What is nummular eczema?
Nummular eczema is a chronic eczema characterised by coin-shaped, sharply demarcated lesions. As it overlaps with other forms of eczema (atopic dermatitis, asteatotic eczema, allergic contact dermatitis, stasis dermatitis), it has been questioned if it is an independent clinical entity. Nummular eczema is more common in males. The traditional view of this eczema
subtype as being caused by microbial agents has not been confirmed.
Nummular eczema is defined by its clinical appearance as coin-shaped patches on the skin. The cause of nummular eczema is unknown, but several possibilities exist for its occurrence. Bacterial infection, for example, might be one cause of this disease. Bug bites, burns, exposure to chemicals, and other skin irritants may stimulate this condition. A low-humidity environment may play a role. Stress may also contribute to the onset of nummular eczema. This disease more commonly affects men than women. The disease typically occurs in the middle years and rarely occurs in children. Nummular eczema has not been associated with any serious underlying disorders, and people who have this condition are generally healthy individuals. The coin-shaped patches typical of nummular eczema often contain tiny bumps and blisters. These patches are reddish in color and may ooze and become crusty. These may grow together to form larger patches. The legs are most commonly affected, but the disease may also involve the trunk and arms, especially the backs of the hands.

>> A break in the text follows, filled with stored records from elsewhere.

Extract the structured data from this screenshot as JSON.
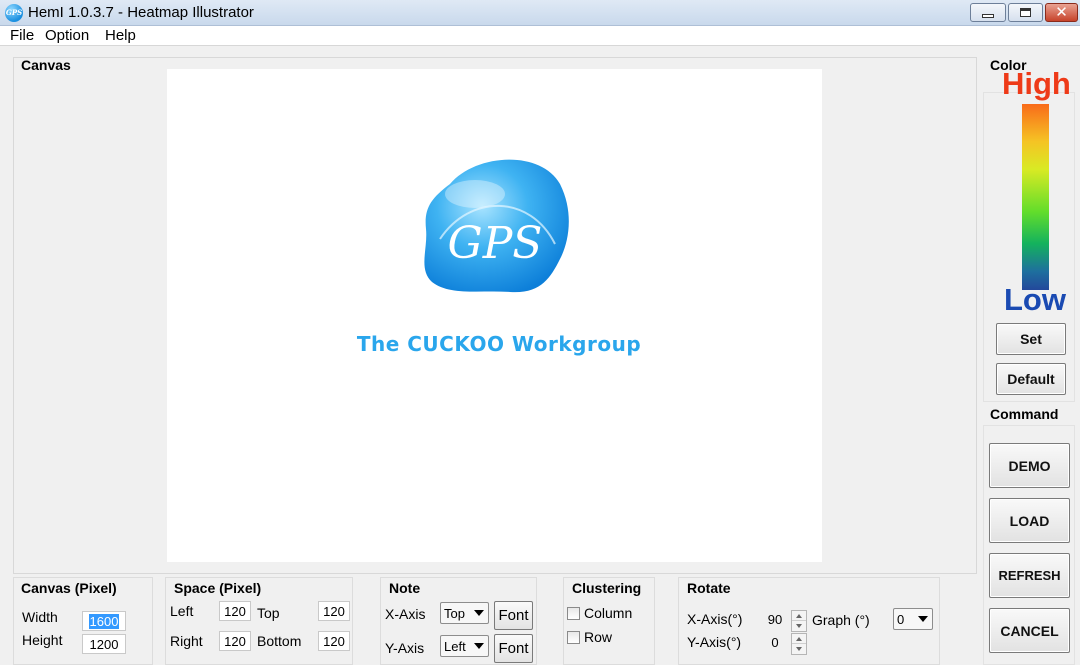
{
  "window": {
    "title": "HemI 1.0.3.7 - Heatmap Illustrator",
    "icon_text": "GPS",
    "close_glyph": "✕"
  },
  "menu": {
    "items": [
      {
        "label": "File"
      },
      {
        "label": "Option"
      },
      {
        "label": "Help"
      }
    ]
  },
  "canvas": {
    "title": "Canvas",
    "logo": {
      "initials": "GPS",
      "workgroup_text": "The CUCKOO Workgroup"
    }
  },
  "color": {
    "title": "Color",
    "high_label": "High",
    "low_label": "Low",
    "set_label": "Set",
    "default_label": "Default"
  },
  "command": {
    "title": "Command",
    "demo_label": "DEMO",
    "load_label": "LOAD",
    "refresh_label": "REFRESH",
    "cancel_label": "CANCEL"
  },
  "canvas_pixel": {
    "title": "Canvas (Pixel)",
    "width_label": "Width",
    "width_value": "1600",
    "height_label": "Height",
    "height_value": "1200"
  },
  "space_pixel": {
    "title": "Space (Pixel)",
    "left_label": "Left",
    "left_value": "120",
    "top_label": "Top",
    "top_value": "120",
    "right_label": "Right",
    "right_value": "120",
    "bottom_label": "Bottom",
    "bottom_value": "120"
  },
  "note": {
    "title": "Note",
    "x_axis_label": "X-Axis",
    "x_axis_value": "Top",
    "y_axis_label": "Y-Axis",
    "y_axis_value": "Left",
    "font_label": "Font"
  },
  "clustering": {
    "title": "Clustering",
    "column_label": "Column",
    "column_checked": false,
    "row_label": "Row",
    "row_checked": false
  },
  "rotate": {
    "title": "Rotate",
    "x_axis_label": "X-Axis(°)",
    "x_axis_value": "90",
    "y_axis_label": "Y-Axis(°)",
    "y_axis_value": "0",
    "graph_label": "Graph (°)",
    "graph_value": "0"
  },
  "colors": {
    "high": "#ee3a18",
    "low": "#1a4ab2",
    "logo_blue": "#2aa6ec"
  }
}
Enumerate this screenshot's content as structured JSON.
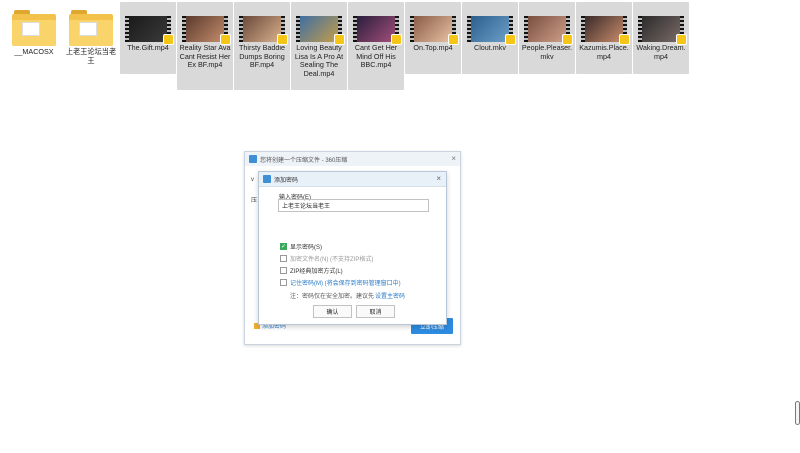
{
  "files": [
    {
      "name": "__MACOSX",
      "type": "folder"
    },
    {
      "name": "上老王论坛当老王",
      "type": "folder"
    },
    {
      "name": "The.Gift.mp4",
      "type": "video"
    },
    {
      "name": "Reality Star Ava Cant Resist Her Ex BF.mp4",
      "type": "video"
    },
    {
      "name": "Thirsty Baddie Dumps Boring BF.mp4",
      "type": "video"
    },
    {
      "name": "Loving Beauty Lisa Is A Pro At Sealing The Deal.mp4",
      "type": "video"
    },
    {
      "name": "Cant Get Her Mind Off His BBC.mp4",
      "type": "video"
    },
    {
      "name": "On.Top.mp4",
      "type": "video"
    },
    {
      "name": "Clout.mkv",
      "type": "video"
    },
    {
      "name": "People.Pleaser.mkv",
      "type": "video"
    },
    {
      "name": "Kazumis.Place.mp4",
      "type": "video"
    },
    {
      "name": "Waking.Dream.mp4",
      "type": "video"
    }
  ],
  "main_dialog": {
    "title": "您将创建一个压缩文件 - 360压缩",
    "close": "×",
    "side_label_1": "v",
    "side_label_2": "压",
    "add_password": "添加密码",
    "start_button": "立即压缩"
  },
  "password_dialog": {
    "title": "添加密码",
    "close": "×",
    "input_label": "输入密码(E)",
    "password_value": "上老王论坛当老王",
    "options": {
      "show_password": "显示密码(S)",
      "encrypt_filenames": "加密文件名(N) (不支持ZIP格式)",
      "zip_classic": "ZIP经典加密方式(L)",
      "remember": "记住密码(M) (将会保存到密码管理窗口中)",
      "note_prefix": "注：密码仅在安全加密。建议先",
      "note_link": "设置主密码"
    },
    "ok": "确认",
    "cancel": "取消"
  },
  "colors": {
    "accent": "#2d8be0",
    "check": "#3aa85a",
    "folder": "#f3c24b"
  }
}
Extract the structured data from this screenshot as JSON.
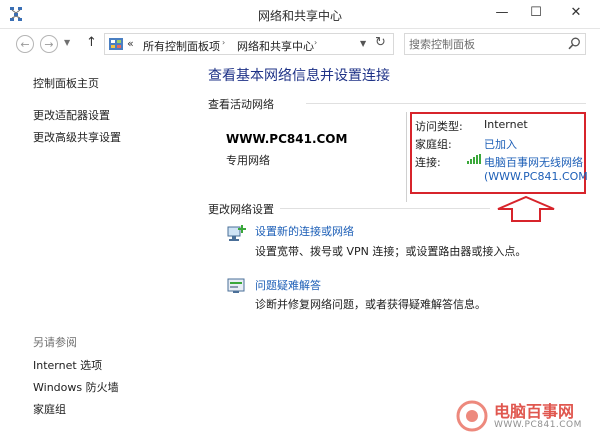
{
  "window": {
    "title": "网络和共享中心",
    "min_glyph": "—",
    "max_glyph": "☐",
    "close_glyph": "✕"
  },
  "address": {
    "crumb_prefix": "«",
    "crumb1": "所有控制面板项",
    "crumb_arrow": "›",
    "crumb2": "网络和共享中心",
    "search_placeholder": "搜索控制面板"
  },
  "leftnav": {
    "items": [
      "控制面板主页",
      "更改适配器设置",
      "更改高级共享设置"
    ],
    "see_also_title": "另请参阅",
    "see_also": [
      "Internet 选项",
      "Windows 防火墙",
      "家庭组"
    ]
  },
  "main": {
    "title": "查看基本网络信息并设置连接",
    "active_networks_heading": "查看活动网络",
    "network_name": "WWW.PC841.COM",
    "network_type": "专用网络",
    "access_type_label": "访问类型:",
    "access_type_value": "Internet",
    "homegroup_label": "家庭组:",
    "homegroup_value": "已加入",
    "connection_label": "连接:",
    "connection_value_line1": "电脑百事网无线网络",
    "connection_value_line2": "(WWW.PC841.COM",
    "change_settings_heading": "更改网络设置",
    "tasks": [
      {
        "link": "设置新的连接或网络",
        "desc": "设置宽带、拨号或 VPN 连接；或设置路由器或接入点。"
      },
      {
        "link": "问题疑难解答",
        "desc": "诊断并修复网络问题，或者获得疑难解答信息。"
      }
    ]
  },
  "watermark": {
    "text": "电脑百事网",
    "url": "WWW.PC841.COM"
  },
  "colors": {
    "title_blue": "#1e3287",
    "link_blue": "#1d5fb7",
    "annotation_red": "#d7242b"
  }
}
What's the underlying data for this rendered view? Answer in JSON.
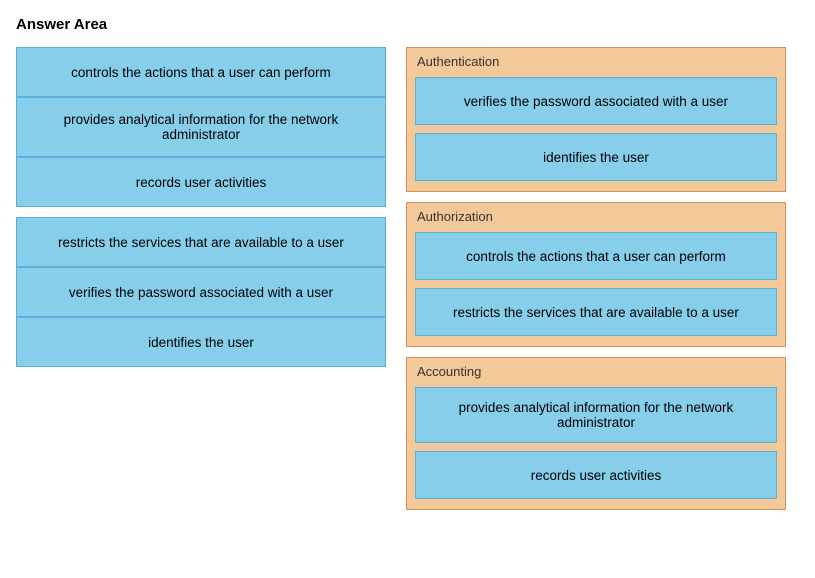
{
  "page": {
    "title": "Answer Area"
  },
  "left_column": {
    "items": [
      {
        "id": "left-controls",
        "text": "controls the actions that a user can perform"
      },
      {
        "id": "left-provides",
        "text": "provides analytical information for the network administrator"
      },
      {
        "id": "left-records",
        "text": "records user activities"
      },
      {
        "id": "left-restricts",
        "text": "restricts the services that are available to a user"
      },
      {
        "id": "left-verifies",
        "text": "verifies the password associated with a user"
      },
      {
        "id": "left-identifies",
        "text": "identifies the user"
      }
    ]
  },
  "right_column": {
    "categories": [
      {
        "id": "authentication",
        "title": "Authentication",
        "items": [
          {
            "id": "auth-verifies",
            "text": "verifies the password associated with a user"
          },
          {
            "id": "auth-identifies",
            "text": "identifies the user"
          }
        ]
      },
      {
        "id": "authorization",
        "title": "Authorization",
        "items": [
          {
            "id": "authz-controls",
            "text": "controls the actions that a user can perform"
          },
          {
            "id": "authz-restricts",
            "text": "restricts the services that are available to a user"
          }
        ]
      },
      {
        "id": "accounting",
        "title": "Accounting",
        "items": [
          {
            "id": "acc-provides",
            "text": "provides analytical information for the network administrator"
          },
          {
            "id": "acc-records",
            "text": "records user activities"
          }
        ]
      }
    ]
  }
}
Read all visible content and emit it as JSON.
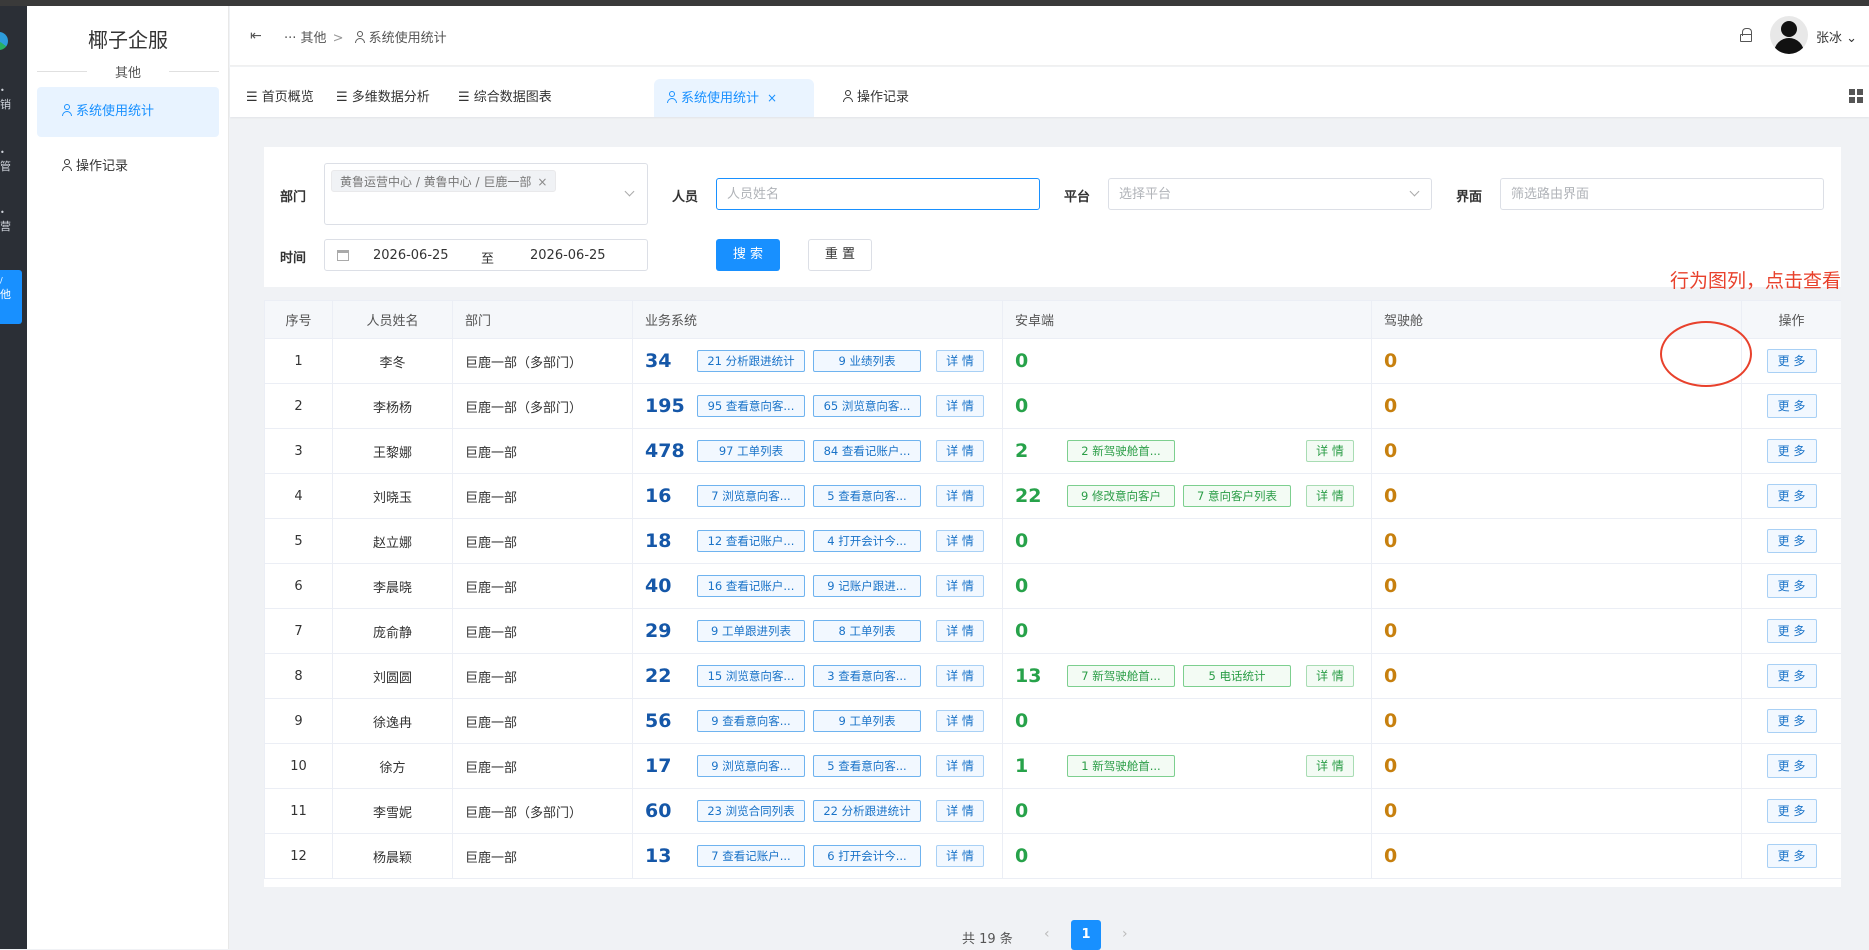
{
  "rail": {
    "items": [
      "销",
      "管",
      "营",
      "他"
    ]
  },
  "sidebar": {
    "brand": "椰子企服",
    "section": "其他",
    "items": [
      {
        "label": "系统使用统计",
        "active": true
      },
      {
        "label": "操作记录",
        "active": false
      }
    ]
  },
  "header": {
    "breadcrumb": [
      "···",
      "其他",
      "系统使用统计"
    ],
    "user": "张冰"
  },
  "tabs": [
    {
      "label": "首页概览"
    },
    {
      "label": "多维数据分析"
    },
    {
      "label": "综合数据图表"
    },
    {
      "label": "系统使用统计",
      "active": true,
      "close": "×"
    },
    {
      "label": "操作记录"
    }
  ],
  "filters": {
    "dept_label": "部门",
    "dept_tag": "黄鲁运营中心 / 黄鲁中心 / 巨鹿一部",
    "person_label": "人员",
    "person_placeholder": "人员姓名",
    "platform_label": "平台",
    "platform_placeholder": "选择平台",
    "page_label": "界面",
    "page_placeholder": "筛选路由界面",
    "time_label": "时间",
    "date_start": "2026-06-25",
    "date_to": "至",
    "date_end": "2026-06-25",
    "search_btn": "搜 索",
    "reset_btn": "重 置"
  },
  "annotation": "行为图列，点击查看",
  "table": {
    "headers": [
      "序号",
      "人员姓名",
      "部门",
      "业务系统",
      "安卓端",
      "驾驶舱",
      "操作"
    ],
    "detail_label": "详 情",
    "more_label": "更 多",
    "rows": [
      {
        "no": "1",
        "name": "李冬",
        "dept": "巨鹿一部（多部门）",
        "biz": "34",
        "biz_tags": [
          "21 分析跟进统计",
          "9 业绩列表"
        ],
        "android": "0",
        "android_tags": [],
        "cockpit": "0"
      },
      {
        "no": "2",
        "name": "李杨杨",
        "dept": "巨鹿一部（多部门）",
        "biz": "195",
        "biz_tags": [
          "95 查看意向客...",
          "65 浏览意向客..."
        ],
        "android": "0",
        "android_tags": [],
        "cockpit": "0"
      },
      {
        "no": "3",
        "name": "王黎娜",
        "dept": "巨鹿一部",
        "biz": "478",
        "biz_tags": [
          "97 工单列表",
          "84 查看记账户..."
        ],
        "android": "2",
        "android_tags": [
          "2 新驾驶舱首..."
        ],
        "cockpit": "0"
      },
      {
        "no": "4",
        "name": "刘晓玉",
        "dept": "巨鹿一部",
        "biz": "16",
        "biz_tags": [
          "7 浏览意向客...",
          "5 查看意向客..."
        ],
        "android": "22",
        "android_tags": [
          "9 修改意向客户",
          "7 意向客户列表"
        ],
        "cockpit": "0"
      },
      {
        "no": "5",
        "name": "赵立娜",
        "dept": "巨鹿一部",
        "biz": "18",
        "biz_tags": [
          "12 查看记账户...",
          "4 打开会计今..."
        ],
        "android": "0",
        "android_tags": [],
        "cockpit": "0"
      },
      {
        "no": "6",
        "name": "李晨晓",
        "dept": "巨鹿一部",
        "biz": "40",
        "biz_tags": [
          "16 查看记账户...",
          "9 记账户跟进..."
        ],
        "android": "0",
        "android_tags": [],
        "cockpit": "0"
      },
      {
        "no": "7",
        "name": "庞俞静",
        "dept": "巨鹿一部",
        "biz": "29",
        "biz_tags": [
          "9 工单跟进列表",
          "8 工单列表"
        ],
        "android": "0",
        "android_tags": [],
        "cockpit": "0"
      },
      {
        "no": "8",
        "name": "刘圆圆",
        "dept": "巨鹿一部",
        "biz": "22",
        "biz_tags": [
          "15 浏览意向客...",
          "3 查看意向客..."
        ],
        "android": "13",
        "android_tags": [
          "7 新驾驶舱首...",
          "5 电话统计"
        ],
        "cockpit": "0"
      },
      {
        "no": "9",
        "name": "徐逸冉",
        "dept": "巨鹿一部",
        "biz": "56",
        "biz_tags": [
          "9 查看意向客...",
          "9 工单列表"
        ],
        "android": "0",
        "android_tags": [],
        "cockpit": "0"
      },
      {
        "no": "10",
        "name": "徐方",
        "dept": "巨鹿一部",
        "biz": "17",
        "biz_tags": [
          "9 浏览意向客...",
          "5 查看意向客..."
        ],
        "android": "1",
        "android_tags": [
          "1 新驾驶舱首..."
        ],
        "cockpit": "0"
      },
      {
        "no": "11",
        "name": "李雪妮",
        "dept": "巨鹿一部（多部门）",
        "biz": "60",
        "biz_tags": [
          "23 浏览合同列表",
          "22 分析跟进统计"
        ],
        "android": "0",
        "android_tags": [],
        "cockpit": "0"
      },
      {
        "no": "12",
        "name": "杨晨颖",
        "dept": "巨鹿一部",
        "biz": "13",
        "biz_tags": [
          "7 查看记账户...",
          "6 打开会计今..."
        ],
        "android": "0",
        "android_tags": [],
        "cockpit": "0"
      }
    ]
  },
  "pager": {
    "total": "共 19 条",
    "prev": "‹",
    "page": "1",
    "next": "›"
  }
}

The cause is unknown. Only occasionally does this turn out to be a medication allergy, although this is often considered in the evaluation. It is more common in the winter. Nummular eczema is frequently associated with dry skin. Wool, soaps and frequent bathing (more than once a day) often worsen the condition. People with eczema often have skin that is dry and easily irritated by soap, detergents, and rough clothing. Clothes washed or dried with liquid or sheet fabric softeners such as Kling, may also irritate the skin. Hot and cold weather often aggravates eczema. Certain allergies may worsen eczema, but they don't cause it. This is not the same condition as atopic eczema, a much more common skin problem that can be allergic.
The treatment of this form of the disease is similar to treatment of atopic eczema. First, the patient is advised to avoid the offending agent or trigger. Creams, ointments, lotions, bath oils, and emollients should be used to help hydrate dry, flaky areas. Low-dose topical corticosteroids are used to control the inflammation associated with the rash and promote healing. In some cases, oral antihistamines may be used to control persistent itching and anxiety associated with the rash. Antibiotics may be used if the area becomes infected and weepy. Oral corticosteroids, which can have extensive side effects, are typically recommended only for severe cases of eczema.
More information on eczema
What is eczema? - Eczema is a heterogeneous group of different non-infectious skin diseases. Eczema occurs in both children and adults, but usually appears during infancy.
What types of eczema are there? - There are various types of eczema, including atopic eczema (atopic dermatitis), contact dermatitis, varicose eczema, discoid eczema, nummular eczema, stasis dermatitis.
What are the symptoms of eczema? - Symptoms of eczema are itching and redness, and may make the skin dry and flaky. Eczema makes the skin more sensitive.
What causes eczema? - The most common cause of eczema is a general allergic over-sensitivity. Other types of eczema arise as a result of causes within the body.
How does eczema affect people? - In eczema, the main problems occur in the epidermis where the keratinocytes become less tightly held together.
How is eczema diagnosed? - Eczema is usually diagnosed through a physical examination. Further tests may include skin biopsy or patch tests.
What are the treatments for eczema? - Avoidance of the aetiological factors is one important therapeutical approach. Symptomatic treatment includes topical and systemic treatment regimens.
How can eczema be prevented? - Eczema flare-ups can be prevented by avoiding exposure to extreme temperatures, dry air, harsh soaps and bubble baths.
How to deal with infant or baby eczema? - For mild to moderate baby eczema, the application of moisturizer on a regular basis can be very helpful. Avoid as many eczema triggers as possible.
What is atopic eczema and its treatment? - Atopic eczema (atopic dermatitis) is the commonest form of eczema and is closely linked with asthma and hayfever.
What is dyshidrotic eczema? - Dyshidrotic eczema is a form of eczema often seen on the hands and feet where tiny blisters of serum form just below the skin's surface.
What is nummular eczema? - Nummular eczema is a chronic eczema characterised by coin-shaped, sharply demarcated lesions. Nummular eczema is more common in males.
What is hand eczema (hand dermatitis)? - Hand eczema, also called hand dermatitis, is a skin condition in which the hands develop a rash and become red, dry, cracked, and inflamed.
What is varicose eczema? - Varicose eczema is due to increased pressure within the veins in the leg. Varicose eczema affects the lower legs people in their middle to late years.
What's seborrhoeic eczema? - Seborrhoeic eczema is a common skin disease affecting any sebum-(natural oil) producing area of the skin.